“Another approach is to just tell a story. It’s such a simple solution, so obvious and unsophisticated, that we often forget that it’s available to us. But narrative is the oldest and most compelling method of holding someone’s attention; everyone wants to be told a story. Always look for ways to convey your information in narrative form.”
(William Zinsser in his book On Writing Well)
Think of your favourite stories – fiction or non-fiction – and how they grab your attention and leave an impression.
(I’m still looking for a better way to store my favourite story lines, either in my head or on my computer, so I can go over the best bits and revisit them forever.)
How often have you read one about human struggle climaxing with triumph over adversity?
For example, a feature story about a new skin product, devised in desperation because of a child’s eczema by an unlikely hero. In this case, a fatigued mum with no background in healing serums.
It is tailored to a specific audience, and the goal is to, firstly, generate interest and, secondly, inspire action.
The strong emotional connection motivates people to make an enquiry or, even better, to search for the product and buy it.
Our brains are attracted to such stories.
The neuroscience explains why: character-driven stories with emotional content provide a better understanding of the key points and result in improved recalls weeks later.
These elements make information persuasive and memorable.
And the most memorable stories use storytelling to connect with readers and make important things interesting.
Feature stories: connecting with people
My favourite feature stories are either bookmarked or emailed to myself, while the hard copies get chucked in an orange fruit box near my desk.
It’s where I keep samples of writing I admire, or have read and loved.
Some stand out, like one about scone recipes from a food writer who has been unable to review restaurants for much of the year because of COVID restrictions.
Another is a story describing how more than four million people in Australia live with a disability.
Some 2.1 million are of working age, including a wheelchair-bound man from the Gold Coast who is profiled.
The writer shows his routine to get ready for work. The people involved. The challenges and frustrations.
It’s filled with descriptive language and tells a deeply personal story of life in a wheelchair.
It’s from early 2019 yet I still remember the story.
It’s powerful, emotional and beautifully written.
But if it had simply stated the facts, without sharing the story, I wouldn’t have connected so strongly.
Fiction: connecting with characters
During this COVID- crazy year, my antidote to stories about coronavirus has been heart-warming fiction.
Often when I get to the end of a journey with a fictional character, the story or some of the passages will sit with me for a day or longer before I have the desire to start another book. I don’t want to let go. I like to revisit scenes or phrases that resonated strongly.
The books I want to remember long after I’ve finished reading have interesting characters or narratives, or well-written words that help move the story forward.
And they’re the ones that have me searching for book sequels or other works by the same writer, in the hope to encounter again whatever made the novel so enjoyable.

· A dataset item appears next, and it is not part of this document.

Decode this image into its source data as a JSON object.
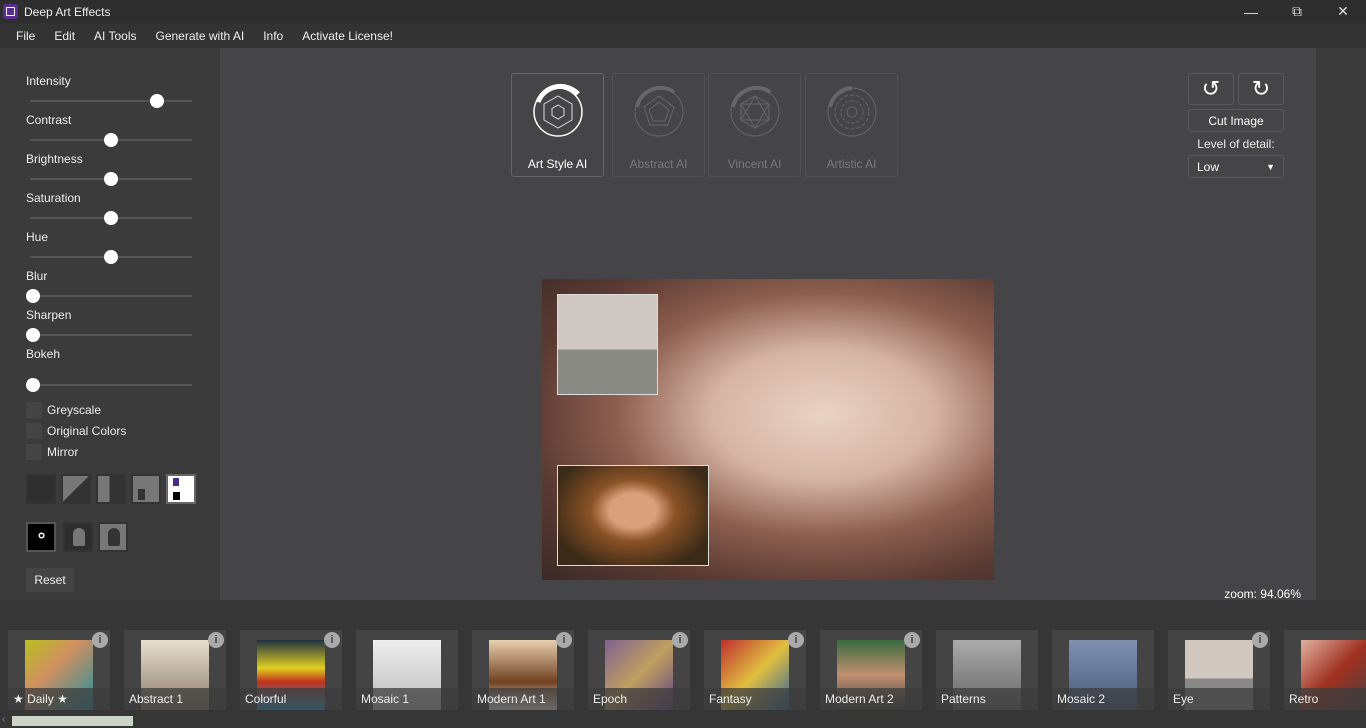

Business stories: connecting with clients
This approach to writing can be used by businesses to share its purpose using stories and bring products and services to life in a highly engaging way.
By describing how it helps fix client struggles and overcomes their pain points, the challenge becomes the driving force of the story, culminating with the solution.
With an interesting hook and clear structure, a business can show current and prospective clients what this looks like for them and what to expect from the product or service.
Leaders can also build trust with stories for clients and staff.
Such as a column in an e-newsletter with personal anecdotes and tales of family life or travel.
And Melburnians who talk about footy will connect with readers – or repel them – before touching on strategic goals.
Make your stories stick
You are more likely to engage with information in a story than facts or figures.
Examples of stories are everywhere.
Business leaders tell stories to inspire staff.
Entrepreneurs share their journey of failure and success.
Books about grit are transformed into movies that are retold in various ways for different audiences.
Podcasts. Fiction. Feature stories. Obituaries. Celebrity cookbooks.
The list goes on.
If you write stories, use storytelling techniques to make them memorable.
Build interest, trust and connect with your readers.
And when you read stories, gobble up the parts that make them interesting, such as the hook, the narrative or characters, and learn from them.
The more widely you read, the more familiar you will become with storytelling techniques and how to adapt them for your own work.